PROBLEM DESCRIPTION ▸
A faithful retyping of every entry below is wanted, with images left out.

RECORDS FOR THE TASK ▸
____________________
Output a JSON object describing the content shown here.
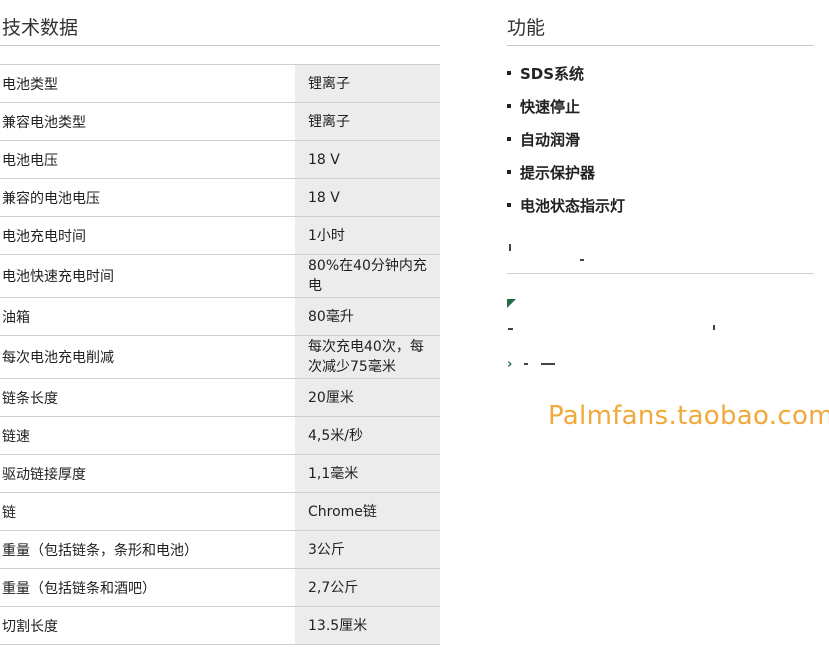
{
  "specs": {
    "title": "技术数据",
    "rows": [
      {
        "label": "电池类型",
        "value": "锂离子"
      },
      {
        "label": "兼容电池类型",
        "value": "锂离子"
      },
      {
        "label": "电池电压",
        "value": "18 V"
      },
      {
        "label": "兼容的电池电压",
        "value": "18 V"
      },
      {
        "label": "电池充电时间",
        "value": "1小时"
      },
      {
        "label": "电池快速充电时间",
        "value": "80%在40分钟内充电"
      },
      {
        "label": "油箱",
        "value": "80毫升"
      },
      {
        "label": "每次电池充电削减",
        "value": "每次充电40次，每次减少75毫米"
      },
      {
        "label": "链条长度",
        "value": "20厘米"
      },
      {
        "label": "链速",
        "value": "4,5米/秒"
      },
      {
        "label": "驱动链接厚度",
        "value": "1,1毫米"
      },
      {
        "label": "链",
        "value": "Chrome链"
      },
      {
        "label": "重量（包括链条，条形和电池）",
        "value": "3公斤"
      },
      {
        "label": "重量（包括链条和酒吧）",
        "value": "2,7公斤"
      },
      {
        "label": "切割长度",
        "value": "13.5厘米"
      }
    ]
  },
  "features": {
    "title": "功能",
    "items": [
      "SDS系统",
      "快速停止",
      "自动润滑",
      "提示保护器",
      "电池状态指示灯"
    ]
  },
  "watermark": "Palmfans.taobao.com",
  "colors": {
    "accent_green": "#1f6e43",
    "watermark": "#f2a93b",
    "value_bg": "#ececec"
  }
}
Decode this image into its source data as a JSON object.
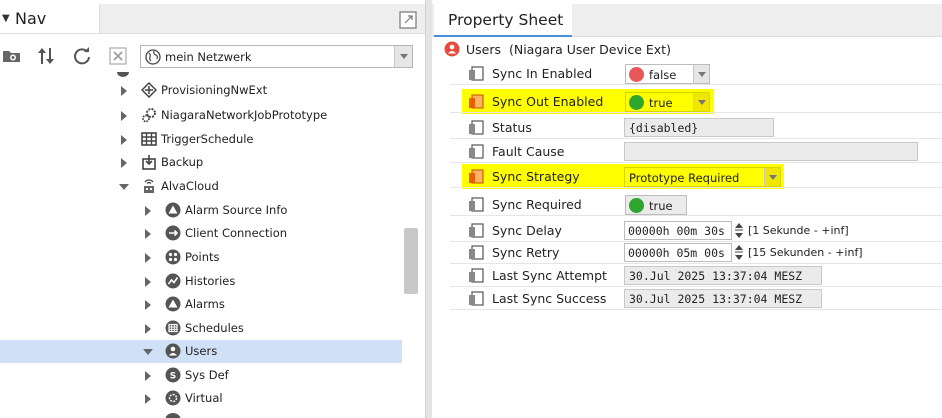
{
  "nav": {
    "title": "Nav",
    "network_select": "mein Netzwerk",
    "tree": [
      {
        "label": "ProvisioningNwExt",
        "icon": "provisioning-icon",
        "expander": "collapsed"
      },
      {
        "label": "NiagaraNetworkJobPrototype",
        "icon": "gears-icon",
        "expander": "collapsed"
      },
      {
        "label": "TriggerSchedule",
        "icon": "schedule-grid-icon",
        "expander": "collapsed"
      },
      {
        "label": "Backup",
        "icon": "backup-icon",
        "expander": "collapsed"
      },
      {
        "label": "AlvaCloud",
        "icon": "cloud-device-icon",
        "expander": "expanded"
      },
      {
        "label": "Alarm Source Info",
        "icon": "alarm-source-icon",
        "expander": "collapsed"
      },
      {
        "label": "Client Connection",
        "icon": "client-connection-icon",
        "expander": "collapsed"
      },
      {
        "label": "Points",
        "icon": "points-icon",
        "expander": "collapsed"
      },
      {
        "label": "Histories",
        "icon": "histories-icon",
        "expander": "collapsed"
      },
      {
        "label": "Alarms",
        "icon": "alarms-icon",
        "expander": "collapsed"
      },
      {
        "label": "Schedules",
        "icon": "schedules-icon",
        "expander": "collapsed"
      },
      {
        "label": "Users",
        "icon": "users-icon",
        "expander": "expanded",
        "selected": true
      },
      {
        "label": "Sys Def",
        "icon": "sysdef-icon",
        "expander": "collapsed"
      },
      {
        "label": "Virtual",
        "icon": "virtual-icon",
        "expander": "collapsed"
      }
    ]
  },
  "property_sheet": {
    "title": "Property Sheet",
    "root": {
      "name": "Users",
      "type": "(Niagara User Device Ext)"
    },
    "properties": [
      {
        "name": "Sync In Enabled",
        "kind": "bool",
        "value": "false",
        "dot_color": "#e8585b",
        "highlight": false
      },
      {
        "name": "Sync Out Enabled",
        "kind": "bool",
        "value": "true",
        "dot_color": "#2ea62e",
        "highlight": true
      },
      {
        "name": "Status",
        "kind": "readonly",
        "value": "{disabled}"
      },
      {
        "name": "Fault Cause",
        "kind": "readonly",
        "value": ""
      },
      {
        "name": "Sync Strategy",
        "kind": "enum",
        "value": "Prototype Required",
        "highlight": true
      },
      {
        "name": "Sync Required",
        "kind": "bool-ro",
        "value": "true",
        "dot_color": "#2ea62e"
      },
      {
        "name": "Sync Delay",
        "kind": "reltime",
        "value": "00000h 00m 30s",
        "range": "[1 Sekunde - +inf]"
      },
      {
        "name": "Sync Retry",
        "kind": "reltime",
        "value": "00000h 05m 00s",
        "range": "[15 Sekunden - +inf]"
      },
      {
        "name": "Last Sync Attempt",
        "kind": "readonly",
        "value": "30.Jul 2025 13:37:04 MESZ"
      },
      {
        "name": "Last Sync Success",
        "kind": "readonly",
        "value": "30.Jul 2025 13:37:04 MESZ"
      }
    ]
  },
  "colors": {
    "highlight": "#ffff00",
    "selection": "#cfe0f7",
    "tab_accent": "#4a8fd9",
    "user_icon_red": "#e84a3c"
  }
}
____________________
OUTPUT FOR THIS TASK ▸
Output a JSON object describing the content shown here.
{
  "specs": {
    "title": "技术数据",
    "rows": [
      {
        "label": "电池类型",
        "value": "锂离子"
      },
      {
        "label": "兼容电池类型",
        "value": "锂离子"
      },
      {
        "label": "电池电压",
        "value": "18 V"
      },
      {
        "label": "兼容的电池电压",
        "value": "18 V"
      },
      {
        "label": "电池充电时间",
        "value": "1小时"
      },
      {
        "label": "电池快速充电时间",
        "value": "80%在40分钟内充电"
      },
      {
        "label": "油箱",
        "value": "80毫升"
      },
      {
        "label": "每次电池充电削减",
        "value": "每次充电40次，每次减少75毫米"
      },
      {
        "label": "链条长度",
        "value": "20厘米"
      },
      {
        "label": "链速",
        "value": "4,5米/秒"
      },
      {
        "label": "驱动链接厚度",
        "value": "1,1毫米"
      },
      {
        "label": "链",
        "value": "Chrome链"
      },
      {
        "label": "重量（包括链条，条形和电池）",
        "value": "3公斤"
      },
      {
        "label": "重量（包括链条和酒吧）",
        "value": "2,7公斤"
      },
      {
        "label": "切割长度",
        "value": "13.5厘米"
      }
    ]
  },
  "features": {
    "title": "功能",
    "items": [
      "SDS系统",
      "快速停止",
      "自动润滑",
      "提示保护器",
      "电池状态指示灯"
    ]
  },
  "watermark": "Palmfans.taobao.com",
  "colors": {
    "accent_green": "#1f6e43",
    "watermark": "#f2a93b",
    "value_bg": "#ececec"
  }
}
Decode this image into its source data as a JSON object.
{
  "nav": {
    "title": "Nav",
    "network_select": "mein Netzwerk",
    "tree": [
      {
        "label": "ProvisioningNwExt",
        "icon": "provisioning-icon",
        "expander": "collapsed"
      },
      {
        "label": "NiagaraNetworkJobPrototype",
        "icon": "gears-icon",
        "expander": "collapsed"
      },
      {
        "label": "TriggerSchedule",
        "icon": "schedule-grid-icon",
        "expander": "collapsed"
      },
      {
        "label": "Backup",
        "icon": "backup-icon",
        "expander": "collapsed"
      },
      {
        "label": "AlvaCloud",
        "icon": "cloud-device-icon",
        "expander": "expanded"
      },
      {
        "label": "Alarm Source Info",
        "icon": "alarm-source-icon",
        "expander": "collapsed"
      },
      {
        "label": "Client Connection",
        "icon": "client-connection-icon",
        "expander": "collapsed"
      },
      {
        "label": "Points",
        "icon": "points-icon",
        "expander": "collapsed"
      },
      {
        "label": "Histories",
        "icon": "histories-icon",
        "expander": "collapsed"
      },
      {
        "label": "Alarms",
        "icon": "alarms-icon",
        "expander": "collapsed"
      },
      {
        "label": "Schedules",
        "icon": "schedules-icon",
        "expander": "collapsed"
      },
      {
        "label": "Users",
        "icon": "users-icon",
        "expander": "expanded",
        "selected": true
      },
      {
        "label": "Sys Def",
        "icon": "sysdef-icon",
        "expander": "collapsed"
      },
      {
        "label": "Virtual",
        "icon": "virtual-icon",
        "expander": "collapsed"
      }
    ]
  },
  "property_sheet": {
    "title": "Property Sheet",
    "root": {
      "name": "Users",
      "type": "(Niagara User Device Ext)"
    },
    "properties": [
      {
        "name": "Sync In Enabled",
        "kind": "bool",
        "value": "false",
        "dot_color": "#e8585b",
        "highlight": false
      },
      {
        "name": "Sync Out Enabled",
        "kind": "bool",
        "value": "true",
        "dot_color": "#2ea62e",
        "highlight": true
      },
      {
        "name": "Status",
        "kind": "readonly",
        "value": "{disabled}"
      },
      {
        "name": "Fault Cause",
        "kind": "readonly",
        "value": ""
      },
      {
        "name": "Sync Strategy",
        "kind": "enum",
        "value": "Prototype Required",
        "highlight": true
      },
      {
        "name": "Sync Required",
        "kind": "bool-ro",
        "value": "true",
        "dot_color": "#2ea62e"
      },
      {
        "name": "Sync Delay",
        "kind": "reltime",
        "value": "00000h 00m 30s",
        "range": "[1 Sekunde - +inf]"
      },
      {
        "name": "Sync Retry",
        "kind": "reltime",
        "value": "00000h 05m 00s",
        "range": "[15 Sekunden - +inf]"
      },
      {
        "name": "Last Sync Attempt",
        "kind": "readonly",
        "value": "30.Jul 2025 13:37:04 MESZ"
      },
      {
        "name": "Last Sync Success",
        "kind": "readonly",
        "value": "30.Jul 2025 13:37:04 MESZ"
      }
    ]
  },
  "colors": {
    "highlight": "#ffff00",
    "selection": "#cfe0f7",
    "tab_accent": "#4a8fd9",
    "user_icon_red": "#e84a3c"
  }
}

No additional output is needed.